The Vienna talks underscore the failure of whatever hopes remained, after nearly 30 years of bloodletting after the first US war against Iraq in 1990-1991, that rival capitalist governments’ diplomatic maneuvers can avert a new imperialist war in the Middle East. Instead, even broader disasters are being prepared.
Amid its continuing economic decline compared to powers like China and Germany, Washington is resorting more aggressively to its military to try to restore its former global hegemony. Yet a US war with Iran, a country with three times the population and four times the size of Iraq, would dwarf even the horrific 2003-2011 US occupation of Iraq, which left a million dead. After a decade of bloody proxy wars in Iraq, Libya, Syria and Yemen, such a war would even more rapidly move toward a global war between the world’s major nuclear-armed powers, threatening the survival of humanity.

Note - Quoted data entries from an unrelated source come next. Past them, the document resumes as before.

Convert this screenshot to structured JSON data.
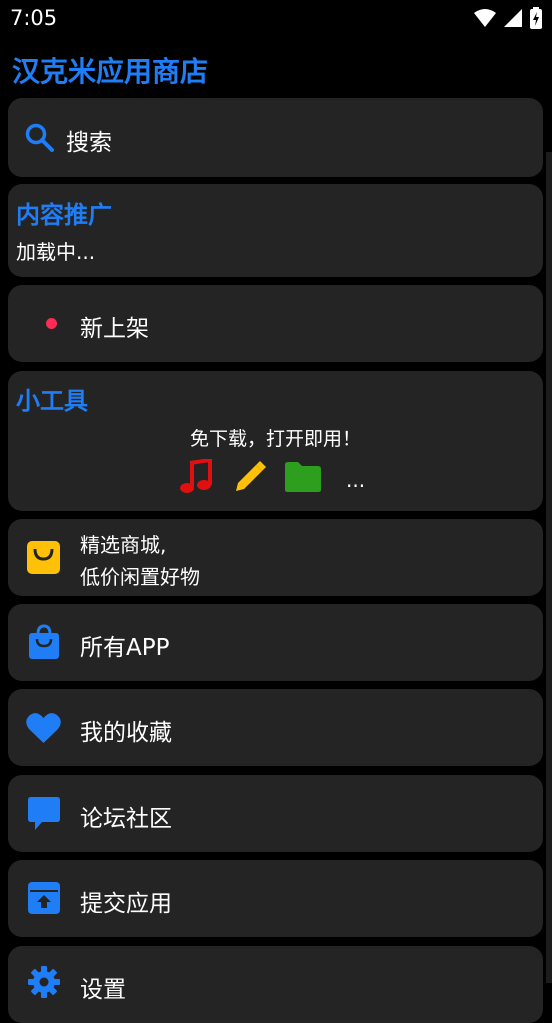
{
  "status": {
    "time": "7:05"
  },
  "app": {
    "title": "汉克米应用商店"
  },
  "search": {
    "placeholder": "搜索"
  },
  "promo": {
    "title": "内容推广",
    "status": "加载中..."
  },
  "new_arrivals": {
    "label": "新上架",
    "dot_color": "#ff2a55"
  },
  "tools": {
    "title": "小工具",
    "subtitle": "免下载，打开即用！",
    "more": "...",
    "icons": [
      "music-note-icon",
      "pencil-icon",
      "folder-icon"
    ]
  },
  "shop": {
    "line1": "精选商城,",
    "line2": "低价闲置好物",
    "icon": "shopping-bag-icon"
  },
  "menu": [
    {
      "label": "所有APP",
      "icon": "shopping-bag-icon"
    },
    {
      "label": "我的收藏",
      "icon": "heart-icon"
    },
    {
      "label": "论坛社区",
      "icon": "chat-icon"
    },
    {
      "label": "提交应用",
      "icon": "upload-box-icon"
    },
    {
      "label": "设置",
      "icon": "gear-icon"
    }
  ],
  "colors": {
    "accent": "#1f7ef5",
    "card": "#242424",
    "background": "#000000",
    "yellow": "#ffc107",
    "red": "#e01010",
    "green": "#2e9e1e"
  }
}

The EU powers’ attempts to whip Iran into line with US demands do not reflect agreement with Washington’s Iran policy. Behind the scenes, US-EU tensions are surging. At a NATO defense ministers’ meeting Thursday in Brussels, when newly installed acting US Defense Secretary Mark Esper said he would tolerate no further actions from Iran, his French counterpart, Florence Parly, reportedly replied by demanding that Washington not involve NATO in military action in the Persian Gulf.
The EU powers plan to spend hundreds of billions of euros on a future independent European army, and Washington has sent repeated diplomatic communications in recent weeks threatening to cut off military cooperation with the European Union. Plans for an EU army are more and more clearly bound up with the rivalry between the United States and Europe over the trillions of dollars in oil money, critical positions on world markets and control of military bases at stake in the new round of imperialist wars of plunder that are being prepared.
Nevertheless, amid growing opposition from workers across Europe to police state policies and austerity measures intended to finance Europe’s military build-up, EU politicians are downplaying US war threats against Iran. Macron declared Thursday that he shares the US “strategic objective” in Iran, namely, preventing “Iran from getting a nuclear weapon.” He decried any Iranian moves to abandon the nuclear treaty.
Macron also contested Russian reports, backed by radar data, that the US drone shot down by Iran over the Persian Gulf was hit over Iranian territorial waters. He said the information available to French authorities indicated it was “in the international zone,” as alleged by Washington.
London has already announced the dispatch of a hundred British commandos to the Persian Gulf to join the military build-up against Iran.